According to an article from Bob Vila’s website, roofing repairs need careful deliberation before hiring your contractor:

Making good decisions is the key to minimizing near- and long-term- costs related to any home improvement. This is especially true for large complex jobs like reroofing. In this particular case, some of the most important decisions should be made before you hire a contractor or choose a shingle manufacturer.

The first decision is whether to simply patch leaks and damaged areas or whether partial or complete reroofing is in order. If you choose the latter, you’ll also have to decide whether to roof over your existing roof or whether to remove it. There are cost consequences either way.

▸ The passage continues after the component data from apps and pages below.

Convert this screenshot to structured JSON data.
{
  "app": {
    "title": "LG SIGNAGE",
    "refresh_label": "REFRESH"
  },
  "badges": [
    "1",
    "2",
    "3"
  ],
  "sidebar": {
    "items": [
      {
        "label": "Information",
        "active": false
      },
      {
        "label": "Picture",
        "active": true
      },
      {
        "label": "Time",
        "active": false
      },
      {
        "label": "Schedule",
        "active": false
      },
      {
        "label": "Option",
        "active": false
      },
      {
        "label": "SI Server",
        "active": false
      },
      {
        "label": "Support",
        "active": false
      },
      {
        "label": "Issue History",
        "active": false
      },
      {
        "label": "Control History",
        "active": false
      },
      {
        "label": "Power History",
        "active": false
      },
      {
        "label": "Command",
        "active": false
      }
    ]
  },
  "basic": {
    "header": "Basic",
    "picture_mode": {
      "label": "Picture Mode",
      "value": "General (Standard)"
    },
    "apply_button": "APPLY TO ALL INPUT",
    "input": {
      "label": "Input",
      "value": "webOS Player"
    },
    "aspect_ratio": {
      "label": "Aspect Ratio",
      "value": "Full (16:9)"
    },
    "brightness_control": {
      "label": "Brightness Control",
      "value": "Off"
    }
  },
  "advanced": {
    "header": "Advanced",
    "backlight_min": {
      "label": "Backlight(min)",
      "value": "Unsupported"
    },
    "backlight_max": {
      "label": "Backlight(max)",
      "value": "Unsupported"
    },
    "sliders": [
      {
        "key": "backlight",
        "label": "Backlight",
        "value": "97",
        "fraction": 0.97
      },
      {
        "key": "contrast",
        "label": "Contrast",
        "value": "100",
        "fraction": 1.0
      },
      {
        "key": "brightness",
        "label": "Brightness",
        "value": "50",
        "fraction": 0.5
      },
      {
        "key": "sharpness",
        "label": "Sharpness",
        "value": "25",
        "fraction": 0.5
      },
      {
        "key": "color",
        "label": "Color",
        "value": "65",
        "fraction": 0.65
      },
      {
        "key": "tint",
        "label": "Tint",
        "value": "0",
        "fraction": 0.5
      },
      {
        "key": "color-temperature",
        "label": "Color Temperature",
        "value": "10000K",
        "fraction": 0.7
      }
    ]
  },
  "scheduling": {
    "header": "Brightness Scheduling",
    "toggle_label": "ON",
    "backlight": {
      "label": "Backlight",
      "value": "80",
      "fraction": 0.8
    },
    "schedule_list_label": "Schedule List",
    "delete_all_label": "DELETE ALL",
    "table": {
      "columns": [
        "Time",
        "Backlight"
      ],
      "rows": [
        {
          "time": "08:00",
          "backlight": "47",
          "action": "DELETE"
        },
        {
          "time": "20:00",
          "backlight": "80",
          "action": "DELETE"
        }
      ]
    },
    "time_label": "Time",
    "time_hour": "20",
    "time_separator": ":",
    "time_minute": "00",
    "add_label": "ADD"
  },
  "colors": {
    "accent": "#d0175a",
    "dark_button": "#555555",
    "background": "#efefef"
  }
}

The roofing system, alongside the gutter system, is the primary line of defense of your home against the elements. This is the reason why many roofing experts agree you should inspect your roof at least twice a year. Here are a few signs that should alert you that it’s time to call a reputable roofer in Palo Alto:

Presence of Molds or Rotting
Your roof and mold don’t mix. More often than not, mold begin to grow when your shingles are damaged so that moisture collects underneath the shingles. This speeds up the deterioration of your roof. In addition, molds can spread quickly, affecting an entire roofing system if left unattended.

Worn-out Shingles
Finding large amounts of “sand” in your gutter system is a warning sign that shouldn’t be overlooked. Although the granules look like sand, these particles are a sign that your shingles have started to erode.

An Inside Job
Inspecting the exterior surface of your roof isn’t enough. After checking the condition of your roof, head to the attic and check for any signs of water damage, such as leaks, dark spots, or sagging portions.

If your roofing system exhibits any of the signs above, it may be time to consider calling a roofing contractor. Many experienced roofers in Menlo Park, such as Shelton Roofing, will be more than happy to assess the condition of your roof and to advise whether your roof can get by with repairs—or may need complete replacement altogether.

(from Should You Replace or Repair Your Roof?, Bob Villa)